There is No Rope for Fat Bottoms

By Ashley Ray

Discussions abound lately concerning topics such as – “Rope for Bigger Bottoms” or “Ties for Larger Bodies.” Rope, in its essence, is adaptable, it is versatile, and ingenuitive.

Adapting rope for EVERY BODY is a vital and admired skill in rope practitioners, however bigger bodies do not inherently require special ties.

Speaking from my experience and discussions with other people who do rope bondage and suspension, the changes for larger bodies typically consist of more rope and more thoughtfully engineered approaches to lift/descent in suspension.

The idea that a special or adapted harness is required simply because the body is larger is just quite frankly bullshit, and it speaks to a larger social commentary: Fat phobia. I understand deeply and fully, the desire, demand, and disappointment in not seeing larger bodies in rope. However separate but equal does not offer equity. If resources are not available within mainstream access, then this speaks to the whole at large (pun intended).

I suggest the conversation within the rope arts (shibari/kinbaku) would best be served by turning toward how to adapt to ANY body. No matter the size, PEOPLE of all sorts have mobility, flexibility, neurological, neuropathy, illness, sensitives, emotional difficulties, and so on. A rigger’s (the person tying with rope) ability to adapt to any needs in a tie/scene or kink play is a true skill. This is not to say that personal preference and risk profile are not at play. We all choose who we play with and in what capacity.

For anyone entering into rope bondage or kink play, I would suggest a deep introspection toward self-assessment. Often, our strengths and weaknesses are one in the same. It may be hard to view our difficulties in this way, but it may offer assistance in working toward goals in a realistic manner. For myself, I find that the struggles I grapple with provide me with a chance to attend to and even strengthen skills for coping and adapting. Rope bondage is no different. To fully commit to the act of ropes we must surrender into deep vulnerability in more senses than may be viewed upon the surface. A deeper level understanding of who we are can often offer us ways of authentically being ourselves.

This self-reflection may be helped in asking oneself a few questions with follow-up, after exploration. These inquiries may look like:

  • If I were my rope partner, what would I enjoy about tying with me and what would be difficult about tying with me?
  • What do I hope to gain from the experience of rope and what can I offer in a rope experience?
  • What are critical and possibly life impacting points someone should know to do ropes with me and what do I want to know about others I am doing rope with?

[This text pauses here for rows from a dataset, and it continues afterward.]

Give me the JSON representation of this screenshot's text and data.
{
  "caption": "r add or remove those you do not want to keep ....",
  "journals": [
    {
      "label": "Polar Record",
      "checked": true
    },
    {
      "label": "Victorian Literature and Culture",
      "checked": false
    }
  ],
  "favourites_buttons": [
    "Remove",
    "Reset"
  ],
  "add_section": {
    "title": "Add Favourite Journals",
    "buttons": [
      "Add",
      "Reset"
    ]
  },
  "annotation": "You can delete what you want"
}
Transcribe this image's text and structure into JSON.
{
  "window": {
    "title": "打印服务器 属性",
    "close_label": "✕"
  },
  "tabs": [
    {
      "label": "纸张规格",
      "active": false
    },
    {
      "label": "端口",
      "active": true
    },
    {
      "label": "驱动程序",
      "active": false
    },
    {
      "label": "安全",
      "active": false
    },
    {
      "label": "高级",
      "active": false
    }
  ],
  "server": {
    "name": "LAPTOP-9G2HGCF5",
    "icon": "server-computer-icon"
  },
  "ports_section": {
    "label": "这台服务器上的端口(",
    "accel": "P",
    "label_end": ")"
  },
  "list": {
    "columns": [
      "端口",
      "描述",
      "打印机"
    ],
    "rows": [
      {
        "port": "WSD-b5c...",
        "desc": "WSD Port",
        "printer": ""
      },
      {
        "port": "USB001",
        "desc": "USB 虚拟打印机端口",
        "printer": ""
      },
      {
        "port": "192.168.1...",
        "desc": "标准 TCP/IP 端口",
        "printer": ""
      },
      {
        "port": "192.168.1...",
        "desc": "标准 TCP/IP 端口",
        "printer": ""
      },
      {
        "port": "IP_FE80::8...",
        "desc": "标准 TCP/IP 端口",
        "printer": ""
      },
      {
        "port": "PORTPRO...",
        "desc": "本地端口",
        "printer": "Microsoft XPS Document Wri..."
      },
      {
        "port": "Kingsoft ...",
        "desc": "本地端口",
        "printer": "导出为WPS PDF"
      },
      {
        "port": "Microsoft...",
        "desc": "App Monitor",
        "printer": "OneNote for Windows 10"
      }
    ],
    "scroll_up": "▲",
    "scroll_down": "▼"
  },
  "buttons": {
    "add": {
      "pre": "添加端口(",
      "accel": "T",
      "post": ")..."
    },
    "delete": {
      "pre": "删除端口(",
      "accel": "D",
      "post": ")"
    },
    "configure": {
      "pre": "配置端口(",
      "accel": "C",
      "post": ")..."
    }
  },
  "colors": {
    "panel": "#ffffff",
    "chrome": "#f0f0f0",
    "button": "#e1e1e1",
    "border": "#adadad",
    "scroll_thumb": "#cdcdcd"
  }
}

I often retell the story of my first real rope bondage experience as an additional example of considering different needs in rope. As an eager rope lover, I wanted to experience rope to the fullest and requested to go right into a challenge. My rope top took time to discuss any medical concerns that may be present and/or require attendance. I mentioned asthma, and other than that I felt I was in the best shape of my life at the time and had nothing more to note. In the middle of the exaltation of rope I began to feel it — the heat, the difficulty breathing, the light headedness – a panic attack. This resulted in my faint departure from the scene and then, thankfully, revived into caring arms.

However a Fifty-Shades-fairy-tale this may sound, it nevertheless was a scary situation for us both, and one from which we gained masses of experience. The lesson I gathered was that there was much more to consider than just the physical aspect of rope, that the physical impacted the internal (and vice versa), and the greater my awareness of this the better I can manage increased dangers.

I also must disclaim: I do not practice tying. I cannot speak on this from a rigger’s perspective, only my own as a person in ropes, who has been in and done almost every tie/situation available in rope and have been to as much (if not more) rope education than those who tie me. My own experience, observations of others, education, and personal work is offered here. I did speak with many rope people concerning this and received nothing but agreement.

Contrary perspectives, unfortunately, have still been toward assumptions made about a larger bodied person’s health and abilities. An understanding that health and size are not indicators of each other would be most helpful in approaching how we interpret the human condition, as well as ways to manage the difficulties with which we struggle, overall, and in ropes.

As a community of kinksters who are typically working to be inclusive to individuals and groups marginalized — fatties are no different. Attending to each other as individual and connected humans may allow us all additional compassion.

I don’t need a special harness because of my size.

Neither do you.

Ashley Ray is a Vegas local transplant from the south. They are a licensed professional counselor and professor of psychology specializing in human development and human sexuality. They also spread rope bondage to the masses through monthly community classes, private lessons, consultations, and performance around the nation. She/they also work to inspire others to find their strength and beauty with body positive modeling. Connect with Ashley on FetLife or Instagram: @RayzOfAsh

PROUD & Kinky Magazine - Issue 1

This article was originally published in the premiere issue of PROUD & Kinky Magazine. You may read it in its original format here.